Tips on what you can set from seed at this time of year.
When setting anything, make sure that the ground is well prepared. This will make all the difference.
So dig up the soil and aerate / cultivate it. Get it nice and loose, and get some air running through it. Also ensure that there are no weeds in the soil.
These are fantastic. Plant then a few inches deep and space them. There is a lovely variety called 'Red Rum'. Keep them well watered and watch out for slugs! You will start to see the fruits of your labour within a month. They are pretty fast, and pretty tasty!
If space is an issue, and you don't want the beans growing along the ground - it’s often a good idea to make a tripod (with the likes of Bamboo sticks etc) and encourage the runner beans to grow upwards along the poles.
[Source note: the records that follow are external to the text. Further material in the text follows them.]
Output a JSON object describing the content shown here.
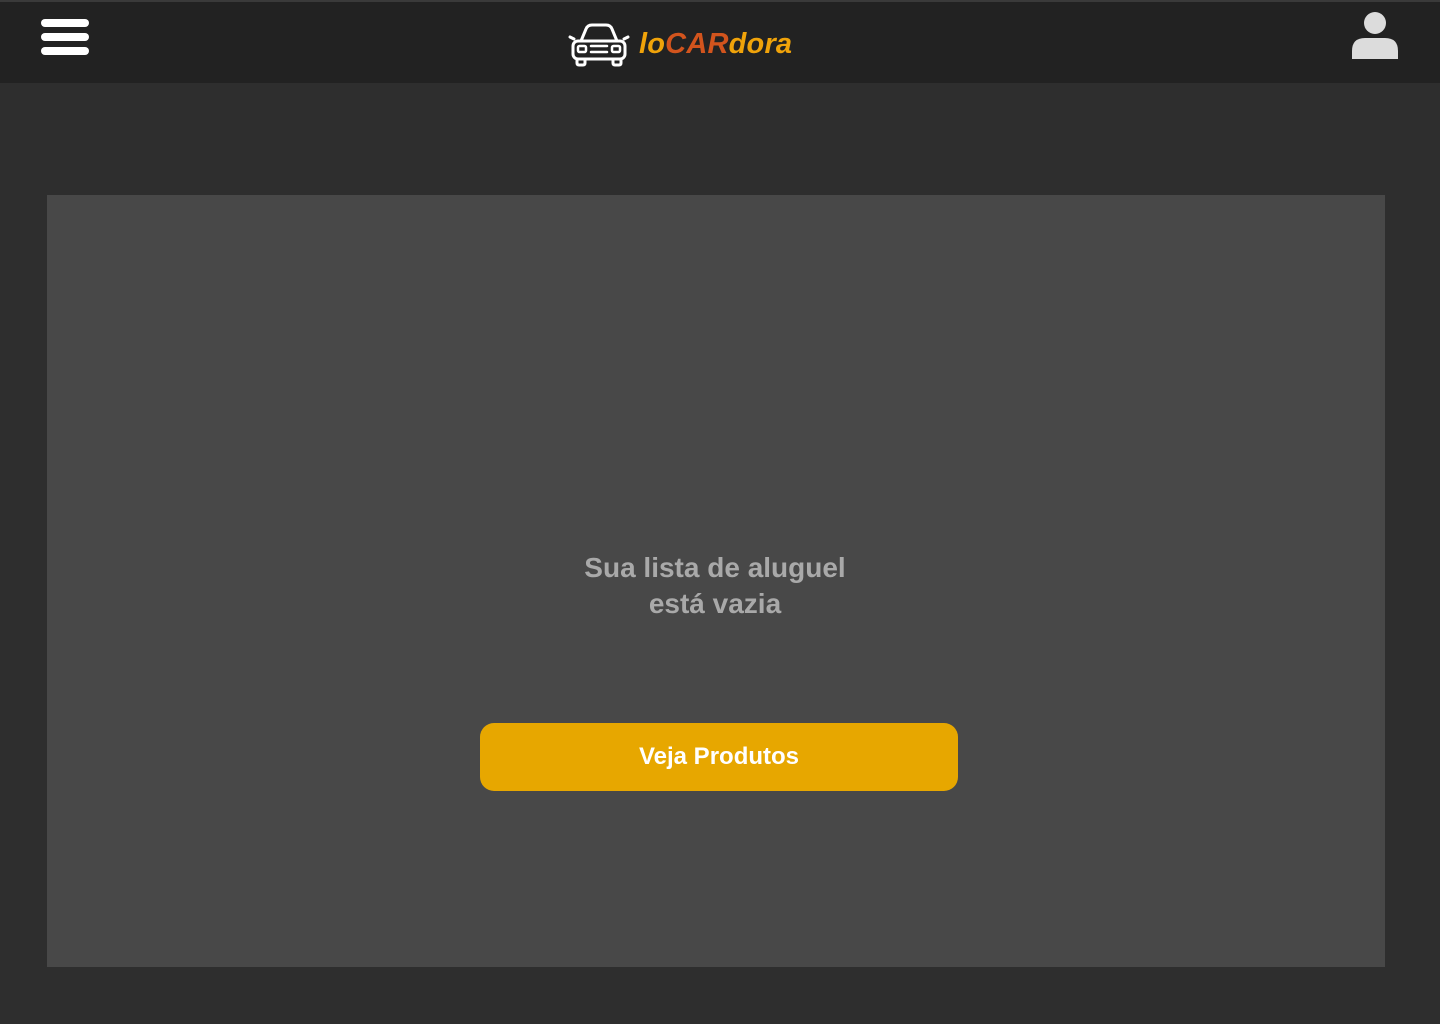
{
  "header": {
    "menu_icon": "hamburger-menu-icon",
    "logo": {
      "icon": "car-icon",
      "text_part1": "lo",
      "text_part2": "CAR",
      "text_part3": "dora"
    },
    "profile_icon": "user-icon"
  },
  "main": {
    "empty_message": "Sua lista de aluguel está vazia",
    "button_label": "Veja Produtos"
  },
  "colors": {
    "header_bg": "#222222",
    "page_bg": "#2e2e2e",
    "panel_bg": "#484848",
    "accent": "#e7a700",
    "logo_orange": "#f0a30a",
    "logo_red_orange": "#d2541d",
    "message_text": "#a9a9a9"
  }
}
This is a great time to sow this vegetable. Beetroot, in recent times, has been recognised for its 'super food' properties. It adds fantastic colours to a summer salad, and an even better taste to a lunchtime sandwich! They grow well at many times of year - So you can set them now and have them ready for September.
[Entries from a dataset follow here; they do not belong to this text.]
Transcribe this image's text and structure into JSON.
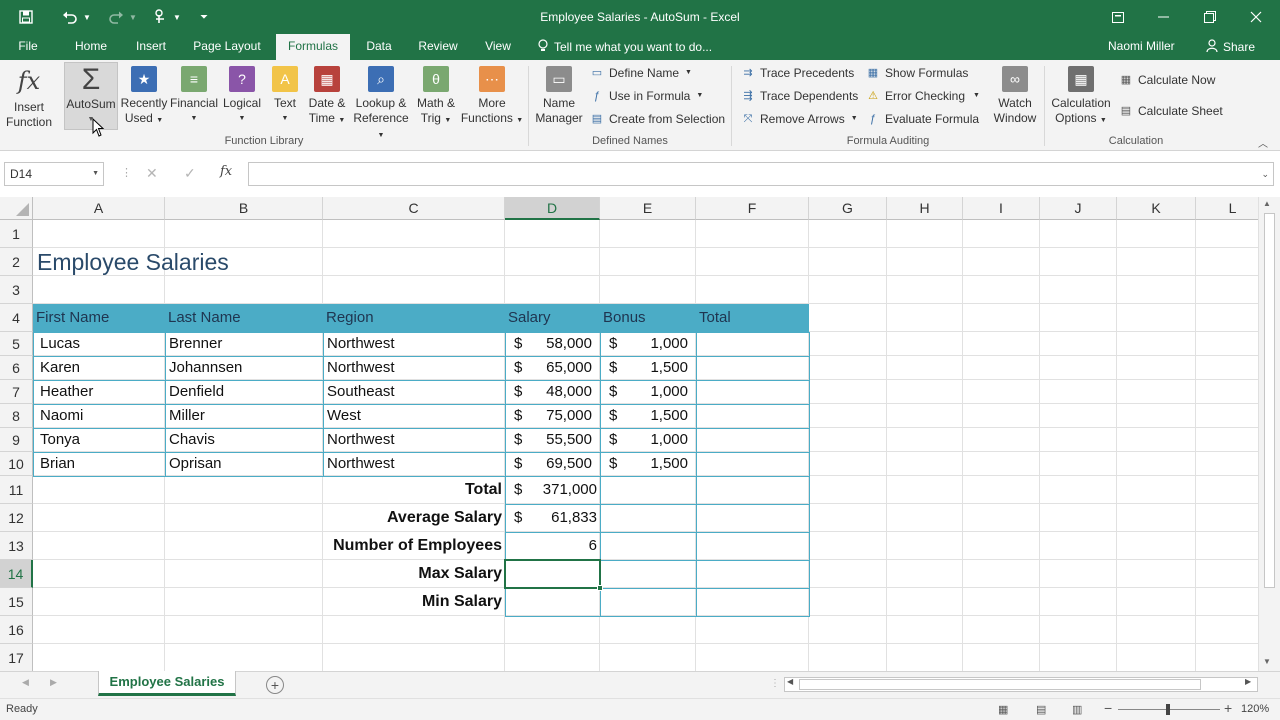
{
  "window": {
    "title": "Employee Salaries - AutoSum - Excel",
    "user": "Naomi Miller",
    "share_label": "Share"
  },
  "menu_tabs": [
    {
      "label": "File"
    },
    {
      "label": "Home"
    },
    {
      "label": "Insert"
    },
    {
      "label": "Page Layout"
    },
    {
      "label": "Formulas",
      "active": true
    },
    {
      "label": "Data"
    },
    {
      "label": "Review"
    },
    {
      "label": "View"
    }
  ],
  "tell_me": "Tell me what you want to do...",
  "ribbon": {
    "function_library": {
      "group_label": "Function Library",
      "insert_function": {
        "line1": "Insert",
        "line2": "Function"
      },
      "autosum": {
        "line1": "AutoSum"
      },
      "recently_used": {
        "line1": "Recently",
        "line2": "Used"
      },
      "financial": {
        "line1": "Financial"
      },
      "logical": {
        "line1": "Logical"
      },
      "text": {
        "line1": "Text"
      },
      "date_time": {
        "line1": "Date &",
        "line2": "Time"
      },
      "lookup_reference": {
        "line1": "Lookup &",
        "line2": "Reference"
      },
      "math_trig": {
        "line1": "Math &",
        "line2": "Trig"
      },
      "more_functions": {
        "line1": "More",
        "line2": "Functions"
      }
    },
    "defined_names": {
      "group_label": "Defined Names",
      "name_manager": {
        "line1": "Name",
        "line2": "Manager"
      },
      "define_name": "Define Name",
      "use_in_formula": "Use in Formula",
      "create_from_selection": "Create from Selection"
    },
    "formula_auditing": {
      "group_label": "Formula Auditing",
      "trace_precedents": "Trace Precedents",
      "trace_dependents": "Trace Dependents",
      "remove_arrows": "Remove Arrows",
      "show_formulas": "Show Formulas",
      "error_checking": "Error Checking",
      "evaluate_formula": "Evaluate Formula",
      "watch_window": {
        "line1": "Watch",
        "line2": "Window"
      }
    },
    "calculation": {
      "group_label": "Calculation",
      "calculation_options": {
        "line1": "Calculation",
        "line2": "Options"
      },
      "calculate_now": "Calculate Now",
      "calculate_sheet": "Calculate Sheet"
    }
  },
  "formula_bar": {
    "name_box": "D14",
    "fx_label": "fx",
    "content": ""
  },
  "columns": [
    "A",
    "B",
    "C",
    "D",
    "E",
    "F",
    "G",
    "H",
    "I",
    "J",
    "K",
    "L"
  ],
  "rows": [
    "1",
    "2",
    "3",
    "4",
    "5",
    "6",
    "7",
    "8",
    "9",
    "10",
    "11",
    "12",
    "13",
    "14",
    "15",
    "16",
    "17"
  ],
  "sheet": {
    "title": "Employee Salaries",
    "headers": [
      "First Name",
      "Last Name",
      "Region",
      "Salary",
      "Bonus",
      "Total"
    ],
    "currency_symbol": "$",
    "data_rows": [
      {
        "first": "Lucas",
        "last": "Brenner",
        "region": "Northwest",
        "salary": "58,000",
        "bonus": "1,000"
      },
      {
        "first": "Karen",
        "last": "Johannsen",
        "region": "Northwest",
        "salary": "65,000",
        "bonus": "1,500"
      },
      {
        "first": "Heather",
        "last": "Denfield",
        "region": "Southeast",
        "salary": "48,000",
        "bonus": "1,000"
      },
      {
        "first": "Naomi",
        "last": "Miller",
        "region": "West",
        "salary": "75,000",
        "bonus": "1,500"
      },
      {
        "first": "Tonya",
        "last": "Chavis",
        "region": "Northwest",
        "salary": "55,500",
        "bonus": "1,000"
      },
      {
        "first": "Brian",
        "last": "Oprisan",
        "region": "Northwest",
        "salary": "69,500",
        "bonus": "1,500"
      }
    ],
    "summary": [
      {
        "label": "Total",
        "currency": "$",
        "value": "371,000"
      },
      {
        "label": "Average Salary",
        "currency": "$",
        "value": "61,833"
      },
      {
        "label": "Number of Employees",
        "currency": "",
        "value": "6"
      },
      {
        "label": "Max Salary",
        "currency": "",
        "value": ""
      },
      {
        "label": "Min Salary",
        "currency": "",
        "value": ""
      }
    ]
  },
  "sheet_tabs": [
    {
      "label": "Employee Salaries",
      "active": true
    }
  ],
  "status": {
    "mode": "Ready",
    "zoom": "120%"
  },
  "colors": {
    "excel_green": "#217346",
    "table_header_bg": "#4bacc6",
    "table_border": "#4bacc6"
  }
}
Note: they also thrive in the cool temperatures of spring, and will do equally well if set then. Either way, once set, they are usually ready to harvest in less than two months after planting.
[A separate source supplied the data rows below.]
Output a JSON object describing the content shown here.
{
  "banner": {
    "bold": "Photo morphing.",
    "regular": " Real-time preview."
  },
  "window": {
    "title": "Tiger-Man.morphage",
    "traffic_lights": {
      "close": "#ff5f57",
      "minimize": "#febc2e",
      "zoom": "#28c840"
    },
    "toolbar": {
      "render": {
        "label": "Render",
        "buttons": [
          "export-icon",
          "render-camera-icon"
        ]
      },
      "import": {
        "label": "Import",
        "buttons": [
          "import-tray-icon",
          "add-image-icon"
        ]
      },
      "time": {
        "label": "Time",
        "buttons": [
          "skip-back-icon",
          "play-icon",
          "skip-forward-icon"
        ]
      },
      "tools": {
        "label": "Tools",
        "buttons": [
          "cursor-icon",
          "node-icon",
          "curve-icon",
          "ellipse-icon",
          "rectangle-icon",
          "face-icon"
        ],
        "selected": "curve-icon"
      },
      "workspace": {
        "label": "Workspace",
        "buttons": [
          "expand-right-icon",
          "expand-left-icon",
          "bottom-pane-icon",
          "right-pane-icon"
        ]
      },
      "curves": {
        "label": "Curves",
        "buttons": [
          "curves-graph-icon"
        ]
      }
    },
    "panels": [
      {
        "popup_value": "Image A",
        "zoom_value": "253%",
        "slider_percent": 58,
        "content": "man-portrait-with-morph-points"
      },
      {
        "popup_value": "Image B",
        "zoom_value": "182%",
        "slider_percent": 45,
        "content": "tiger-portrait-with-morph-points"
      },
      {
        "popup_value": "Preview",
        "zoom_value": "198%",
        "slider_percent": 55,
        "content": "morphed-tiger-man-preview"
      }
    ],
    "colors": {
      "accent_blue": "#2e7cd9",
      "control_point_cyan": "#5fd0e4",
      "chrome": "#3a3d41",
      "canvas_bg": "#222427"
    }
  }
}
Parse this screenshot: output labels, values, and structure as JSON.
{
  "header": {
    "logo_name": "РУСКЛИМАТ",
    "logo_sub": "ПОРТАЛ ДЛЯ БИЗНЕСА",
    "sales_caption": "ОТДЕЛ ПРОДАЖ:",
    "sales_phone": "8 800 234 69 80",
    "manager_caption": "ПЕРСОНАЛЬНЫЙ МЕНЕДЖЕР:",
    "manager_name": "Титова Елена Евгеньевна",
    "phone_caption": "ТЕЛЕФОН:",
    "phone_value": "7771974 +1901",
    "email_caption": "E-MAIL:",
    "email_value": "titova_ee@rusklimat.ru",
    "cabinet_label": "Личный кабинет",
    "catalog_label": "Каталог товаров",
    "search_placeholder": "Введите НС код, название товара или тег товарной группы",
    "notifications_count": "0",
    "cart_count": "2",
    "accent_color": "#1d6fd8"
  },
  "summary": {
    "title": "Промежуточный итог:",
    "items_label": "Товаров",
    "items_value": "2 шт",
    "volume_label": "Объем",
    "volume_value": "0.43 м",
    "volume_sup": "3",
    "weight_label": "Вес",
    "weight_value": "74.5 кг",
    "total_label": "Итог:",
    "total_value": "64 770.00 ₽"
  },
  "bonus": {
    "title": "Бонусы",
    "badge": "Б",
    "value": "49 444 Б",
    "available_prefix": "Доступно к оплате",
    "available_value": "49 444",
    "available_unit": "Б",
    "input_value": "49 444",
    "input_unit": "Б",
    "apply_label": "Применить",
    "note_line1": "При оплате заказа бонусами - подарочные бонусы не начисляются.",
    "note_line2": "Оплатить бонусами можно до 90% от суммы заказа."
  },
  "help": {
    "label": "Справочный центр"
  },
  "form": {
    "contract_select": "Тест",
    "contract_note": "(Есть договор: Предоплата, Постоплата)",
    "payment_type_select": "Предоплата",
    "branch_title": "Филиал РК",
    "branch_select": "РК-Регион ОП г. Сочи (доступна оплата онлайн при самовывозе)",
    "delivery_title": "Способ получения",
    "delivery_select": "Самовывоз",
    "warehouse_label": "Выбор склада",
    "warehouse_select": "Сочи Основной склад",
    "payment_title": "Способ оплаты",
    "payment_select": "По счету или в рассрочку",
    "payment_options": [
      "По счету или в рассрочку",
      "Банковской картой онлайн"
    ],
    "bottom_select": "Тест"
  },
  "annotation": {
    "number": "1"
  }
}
Varieties of Beetroot: There is specific one called 'bolt hardy beetroot', which is a personal favourite of mine. They are full of favour, have a beautiful deep colour, and are quick to grow. As the name suggests, they don't run or go to seed too fast.
Top tip: Not alone can you use the 'beet', but you can also use the foliage of the beetroot. It will make a tangy addition to a salad, and go very well with nuts and feta cheese. They are also packed full of nutrition, so it’s a win win!
Like beetroot, carrots can be set at various times of year. There is a really nice variety called 'Amsterdam forcing'. You can put them in the ground, and if you time it correctly, you can get a really good ‘short’ sweet carrot. If you leave them for longer, they will grow that bit bigger, but they are at their best when they’re that bit shorter (in my humble opinion!)